[John Muir to Ralph Waldo Emerson]

Once in a blue moon the stars  shift into alignment by night while the sun showers down on by day, sharing their ominously beautiful light and dancing around us to and fro; beautiful butterflies bounce by in bountiful numbers, eagerly awaiting the lush vegetation sprouting up and around each nook and cranny of the land as a reminder that Summer is just around the corner.   It might not be magic, but it certainly feels like it; it’s simply another Spring day in Sequoia, gleefully taking in all the wonder the grounds have to offer.

Just about three hours north of Los Angeles, the Sequoias provide both a literal and figurative breath of fresh air for this city kitty turned nature nymph. After a wonderful Winter adventure up to Sequoia and King’s Canyon National Parks, I’ve been itching to go back and Danny’s birthday this past weekend gave me the perfect excuse.  On Saturday morning, we packed our bags, added a friend to the mix and were off, off and away on another nature fueled adventure to the land where there might not be internet, but I promise you will find a better connection.

Even though we just visited this past February, the landscape had magically manifested from a pristine snow covered wonderland into an effervescently lush landscape of a menagerie of eager greens ebbing to and fro throughout forests while bold pops of wildflowers were perfectly scattered throughout the park and around the cabin where we frolicked for the weekend.  The icing on Danny’s birthday cake – his birthday (4/17) falls during National Park Week, which lasts from April 16-24, 2016; and now that we know, for every birthday going forward we’re going to add another National Park to our epic “To See” list – but more on that later!

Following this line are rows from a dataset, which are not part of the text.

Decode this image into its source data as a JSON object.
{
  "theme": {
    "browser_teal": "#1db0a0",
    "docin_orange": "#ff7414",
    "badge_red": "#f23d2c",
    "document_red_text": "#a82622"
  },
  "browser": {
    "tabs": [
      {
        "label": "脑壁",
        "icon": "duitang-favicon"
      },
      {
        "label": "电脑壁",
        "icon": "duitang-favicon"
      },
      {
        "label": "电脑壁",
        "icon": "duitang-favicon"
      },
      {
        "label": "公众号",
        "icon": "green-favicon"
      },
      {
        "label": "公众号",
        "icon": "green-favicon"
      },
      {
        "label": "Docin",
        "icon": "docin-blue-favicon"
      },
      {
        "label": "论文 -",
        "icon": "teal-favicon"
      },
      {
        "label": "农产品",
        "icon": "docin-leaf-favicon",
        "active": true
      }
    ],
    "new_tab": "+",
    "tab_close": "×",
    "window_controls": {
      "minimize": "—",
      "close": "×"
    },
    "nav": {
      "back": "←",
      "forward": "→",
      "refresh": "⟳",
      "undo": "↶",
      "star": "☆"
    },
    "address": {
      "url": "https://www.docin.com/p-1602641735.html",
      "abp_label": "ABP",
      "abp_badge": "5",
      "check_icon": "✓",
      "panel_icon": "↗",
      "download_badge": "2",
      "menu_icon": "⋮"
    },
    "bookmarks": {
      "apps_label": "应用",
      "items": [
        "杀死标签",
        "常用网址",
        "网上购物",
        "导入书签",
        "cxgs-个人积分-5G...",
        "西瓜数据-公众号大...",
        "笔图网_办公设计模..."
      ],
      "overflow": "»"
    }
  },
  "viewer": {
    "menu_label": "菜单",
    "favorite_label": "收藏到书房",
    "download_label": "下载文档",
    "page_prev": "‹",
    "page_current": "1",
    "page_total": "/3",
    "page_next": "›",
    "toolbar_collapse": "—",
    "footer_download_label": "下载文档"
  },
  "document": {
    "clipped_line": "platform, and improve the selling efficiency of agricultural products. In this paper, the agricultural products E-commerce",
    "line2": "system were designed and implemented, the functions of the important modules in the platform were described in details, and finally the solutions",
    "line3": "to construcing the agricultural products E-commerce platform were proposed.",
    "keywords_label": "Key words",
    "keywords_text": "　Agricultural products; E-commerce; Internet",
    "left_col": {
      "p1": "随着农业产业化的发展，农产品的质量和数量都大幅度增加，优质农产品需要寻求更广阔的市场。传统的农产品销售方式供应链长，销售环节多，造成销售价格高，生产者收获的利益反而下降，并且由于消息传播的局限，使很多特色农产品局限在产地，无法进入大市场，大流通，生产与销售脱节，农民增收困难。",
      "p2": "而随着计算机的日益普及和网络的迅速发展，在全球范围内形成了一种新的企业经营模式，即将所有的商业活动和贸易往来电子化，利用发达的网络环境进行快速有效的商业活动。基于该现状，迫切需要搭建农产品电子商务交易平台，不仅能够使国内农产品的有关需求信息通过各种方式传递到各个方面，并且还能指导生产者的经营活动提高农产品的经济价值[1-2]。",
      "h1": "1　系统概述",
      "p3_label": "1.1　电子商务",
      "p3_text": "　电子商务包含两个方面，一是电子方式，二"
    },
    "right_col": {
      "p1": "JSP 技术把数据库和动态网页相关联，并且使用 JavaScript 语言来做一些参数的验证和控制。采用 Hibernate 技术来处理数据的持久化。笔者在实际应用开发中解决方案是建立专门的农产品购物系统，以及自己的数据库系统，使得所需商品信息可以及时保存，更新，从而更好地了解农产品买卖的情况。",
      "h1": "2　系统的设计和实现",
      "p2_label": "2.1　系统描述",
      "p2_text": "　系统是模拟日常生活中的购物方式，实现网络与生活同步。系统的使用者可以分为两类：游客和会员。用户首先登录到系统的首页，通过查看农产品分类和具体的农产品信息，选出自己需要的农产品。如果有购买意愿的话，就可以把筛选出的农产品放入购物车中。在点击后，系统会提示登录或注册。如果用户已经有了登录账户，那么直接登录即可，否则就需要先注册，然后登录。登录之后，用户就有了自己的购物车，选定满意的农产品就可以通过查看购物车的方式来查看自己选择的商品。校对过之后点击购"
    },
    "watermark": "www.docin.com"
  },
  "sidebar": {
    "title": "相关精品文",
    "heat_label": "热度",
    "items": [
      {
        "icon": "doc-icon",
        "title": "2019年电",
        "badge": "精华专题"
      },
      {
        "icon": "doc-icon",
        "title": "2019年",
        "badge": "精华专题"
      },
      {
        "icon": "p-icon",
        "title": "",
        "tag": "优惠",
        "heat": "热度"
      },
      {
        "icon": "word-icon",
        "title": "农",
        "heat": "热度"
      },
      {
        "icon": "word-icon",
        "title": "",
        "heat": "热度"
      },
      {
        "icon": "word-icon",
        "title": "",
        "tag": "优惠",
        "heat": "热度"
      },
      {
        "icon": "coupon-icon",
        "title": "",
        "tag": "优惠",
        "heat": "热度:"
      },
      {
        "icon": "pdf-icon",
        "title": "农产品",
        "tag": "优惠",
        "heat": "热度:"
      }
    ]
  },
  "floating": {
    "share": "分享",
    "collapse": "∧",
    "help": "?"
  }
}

We kicked off the trip on Saturday afternoon with another adventure into the North side of the park to visit King’s Canyon and Grant’s Grove.  With how frequently I’d been updating my weather app, I was absolutely astonished and beyond happy that the weather in the park for the weekend was a delightful 70, and it was definitely at least 80 back in Three Rivers.  An awe-inspiring tree, to be in the presence of the great Sequoia is incredibly humbling – not to mention, an incredible dose of perspective.   By the time we reached our cabin that night, the sun had begun to set and the creatures had begun to creep out and enjoy themselves in the dashing dusk. 

The next morning, the sun greeted us with an awe inspiring sunrise as the weather took a turn for the beautiful, butterflies and sunshowers greeted us around every corner while the Kaweah River calmly rolled through Three Rivers.  Each and every moment felt right out of a dream, or better yet a perfect moment of space preserved in time.  We spent the day frolicking around the river, dipping our feet in to cool down as we took in the wonderful wildlife around us.  I’ve never felt so humbled and awestruck by the world we live in as I do in Sequoia, and I’m already itching to go back.

What National Parks are on your Must See list??